The bill comes a week after the panel's chairman --- raising constitutional questions --- scuttled another House proposal that sought to exempt Floridians from a key part of the federal reform law.

Under the new measure, the attorney general would have the power to carry out the public policy by arguing in court on behalf of individual Floridians whose "constitutional rights may be subject to infringement by an act of Congress respecting health insurance coverage.''

Republican Attorney General Bill McCollum filed a lawsuit last month on behalf of the state, contending in part that the government can't force people to buy insurance and impose financial penalties if they don't comply --- known as the "individual mandate'' in the federal health law.

Bradenton Republican Bill Galvano, chairman of the House Rules & Policy Council, acknowledged that McCollum didn't need the new House bill to challenge federal health reform in court. But with the bill declaring a public policy and making clear McCollum can act on behalf of individuals, Galvano said it could "bolster'' McCollum's case.

"It's just another tool in the toolbox,'' said Joe Jacquot, McCollum's chief of staff who watched Galvano's council approve the bill this morning.

Democrats, however, questioned the need for it. "I don't think we should be in the business of passing laws that aren't necessary,'' said council member Jim Waldman, D-Coconut Creek.

Key West Democrat Ron Saunders, another member of the panel, said Wednesday that Republicans planned to use the council meeting to "demagogue.'' Along with the health-reform issue, the council also took up a proposal that would ask Florida voters in a non-binding referendum whether the federal government should have a balanced budget without raising taxes.

"Most of it (the House legislation) is just b.s.,'' Saunders said Wednesday.
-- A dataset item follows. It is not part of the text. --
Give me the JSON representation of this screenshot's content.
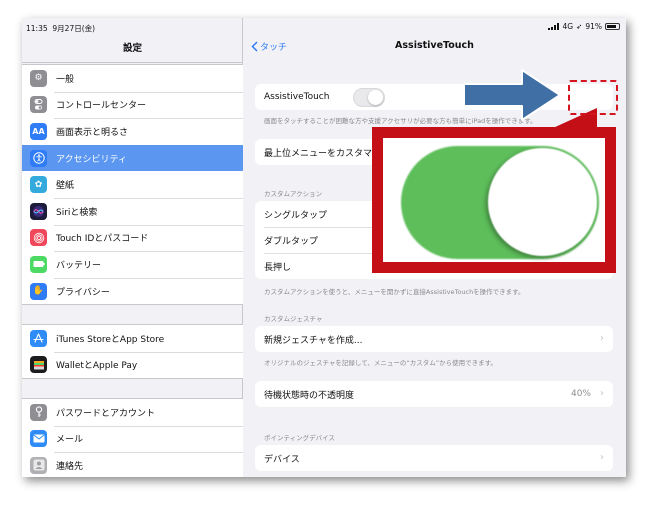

The partisan battle about health reform that enveloped Washington for months has trickled down to Tallahassee and dozens of other state capitals. Republicans have looked for ways to fight the reform law legally and politically.

GOP lawmakers have repeatedly railed against the individual mandate during this year's legislative session, arguing that it infringes on "liberty.'' The federal health law, passed by Congress without any Republican support, comes as nearly 4 million Floridians lack health insurance.

As an example of the tenor of the legislative debate, the state House majority office sent an e-mail to reporters just minutes after today's council vote approving the bill.

"This Washington backed mandate will raise taxes, kill jobs, increase deficits, cut Medicare and expand Medicaid," Majority Leader Adam Hasner, R-Boca Raton, said in the e-mail. "I applaud the passage of this important measure and commend General McCollum for standing up for Floridians’ rights and opposing Washington’s invasive new policies and unconstitutional mandates." 

The vote came a week after Galvano, a lawyer, blocked another House proposal that sought to allow Floridians to opt out of the individual mandate.

The new bill is similar to an amendment that House members tacked onto a life-insurance bill last week. But Democrats immediately launched a procedural challenge against the amendment, arguing it shouldn't be allowed because it had nothing to do with the life-insurance issues. 

By creating the new bill, House leaders avoid that procedural issue. The bill says, in part, that consistent with the "consitutitional liberties of Floridians, it is hereby declared the public policy of this state that no person may be compelled by federal, state or local government to purchase health insurance or health services.''

The bill, however, includes some exceptions. For instance, it would allow the state to continue requiring motorists to buy personal-injury protection coverage as part of the no-fault auto-insurance system. 

--Capital Bureau Chief Jim Saunders can be reached at 850-228-0963 or by e-mail at